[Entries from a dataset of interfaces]

=== Begin Enclosure ===

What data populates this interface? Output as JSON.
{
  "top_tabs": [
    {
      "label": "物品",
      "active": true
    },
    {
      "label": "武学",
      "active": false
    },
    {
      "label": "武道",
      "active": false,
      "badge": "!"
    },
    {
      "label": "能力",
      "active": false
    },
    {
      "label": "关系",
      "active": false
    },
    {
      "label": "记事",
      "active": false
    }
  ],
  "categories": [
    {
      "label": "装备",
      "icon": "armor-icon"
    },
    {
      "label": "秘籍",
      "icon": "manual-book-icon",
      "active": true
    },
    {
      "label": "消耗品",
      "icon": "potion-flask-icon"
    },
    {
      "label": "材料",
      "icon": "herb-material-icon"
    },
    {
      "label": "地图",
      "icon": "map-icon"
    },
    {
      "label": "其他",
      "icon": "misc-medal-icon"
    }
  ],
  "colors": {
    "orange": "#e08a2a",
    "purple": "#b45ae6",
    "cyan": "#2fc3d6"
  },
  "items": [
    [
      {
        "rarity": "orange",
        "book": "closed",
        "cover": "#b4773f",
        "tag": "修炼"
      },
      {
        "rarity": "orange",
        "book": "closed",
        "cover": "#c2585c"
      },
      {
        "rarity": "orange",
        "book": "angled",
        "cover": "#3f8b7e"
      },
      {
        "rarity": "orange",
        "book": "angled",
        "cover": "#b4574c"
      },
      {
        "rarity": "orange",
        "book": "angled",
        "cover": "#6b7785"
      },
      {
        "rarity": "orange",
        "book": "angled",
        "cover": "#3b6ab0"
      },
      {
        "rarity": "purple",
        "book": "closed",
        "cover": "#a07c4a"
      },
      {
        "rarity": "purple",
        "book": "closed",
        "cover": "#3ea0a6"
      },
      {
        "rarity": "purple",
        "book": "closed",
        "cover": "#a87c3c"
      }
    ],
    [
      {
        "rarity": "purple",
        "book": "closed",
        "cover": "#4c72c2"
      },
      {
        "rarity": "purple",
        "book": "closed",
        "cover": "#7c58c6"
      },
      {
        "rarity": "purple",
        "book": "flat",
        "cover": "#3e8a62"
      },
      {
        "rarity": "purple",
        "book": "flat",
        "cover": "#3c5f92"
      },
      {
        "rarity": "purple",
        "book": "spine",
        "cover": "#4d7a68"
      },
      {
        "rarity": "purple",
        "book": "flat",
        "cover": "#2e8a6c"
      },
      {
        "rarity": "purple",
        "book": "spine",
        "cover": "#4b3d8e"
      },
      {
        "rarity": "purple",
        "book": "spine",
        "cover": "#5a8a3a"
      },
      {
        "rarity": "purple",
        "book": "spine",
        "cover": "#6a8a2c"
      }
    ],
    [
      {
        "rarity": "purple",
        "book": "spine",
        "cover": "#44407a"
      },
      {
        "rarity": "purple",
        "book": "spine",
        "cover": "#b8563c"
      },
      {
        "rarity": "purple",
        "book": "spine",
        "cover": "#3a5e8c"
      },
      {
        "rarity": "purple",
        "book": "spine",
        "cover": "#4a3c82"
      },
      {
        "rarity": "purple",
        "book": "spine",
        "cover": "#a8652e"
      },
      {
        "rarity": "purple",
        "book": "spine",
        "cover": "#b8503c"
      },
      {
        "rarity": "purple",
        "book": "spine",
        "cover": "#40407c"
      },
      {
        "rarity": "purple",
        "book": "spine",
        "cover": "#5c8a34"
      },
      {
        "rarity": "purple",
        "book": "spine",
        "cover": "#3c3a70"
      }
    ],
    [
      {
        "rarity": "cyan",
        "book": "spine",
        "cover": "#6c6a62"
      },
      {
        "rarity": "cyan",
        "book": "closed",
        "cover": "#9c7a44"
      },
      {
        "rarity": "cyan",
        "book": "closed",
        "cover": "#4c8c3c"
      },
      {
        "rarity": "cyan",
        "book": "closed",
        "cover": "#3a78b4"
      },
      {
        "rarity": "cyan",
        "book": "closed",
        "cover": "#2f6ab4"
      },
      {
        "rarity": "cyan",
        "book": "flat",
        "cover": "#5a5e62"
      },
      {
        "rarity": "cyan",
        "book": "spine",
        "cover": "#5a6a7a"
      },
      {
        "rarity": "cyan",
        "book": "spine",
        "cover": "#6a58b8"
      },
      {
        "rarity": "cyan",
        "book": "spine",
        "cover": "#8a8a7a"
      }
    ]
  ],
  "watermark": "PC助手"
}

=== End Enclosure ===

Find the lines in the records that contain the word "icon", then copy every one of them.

- [Exercise answer]
      "icon": "armor-icon"
      "icon": "manual-book-icon",
      "icon": "potion-flask-icon"
      "icon": "herb-material-icon"
      "icon": "map-icon"
      "icon": "misc-medal-icon"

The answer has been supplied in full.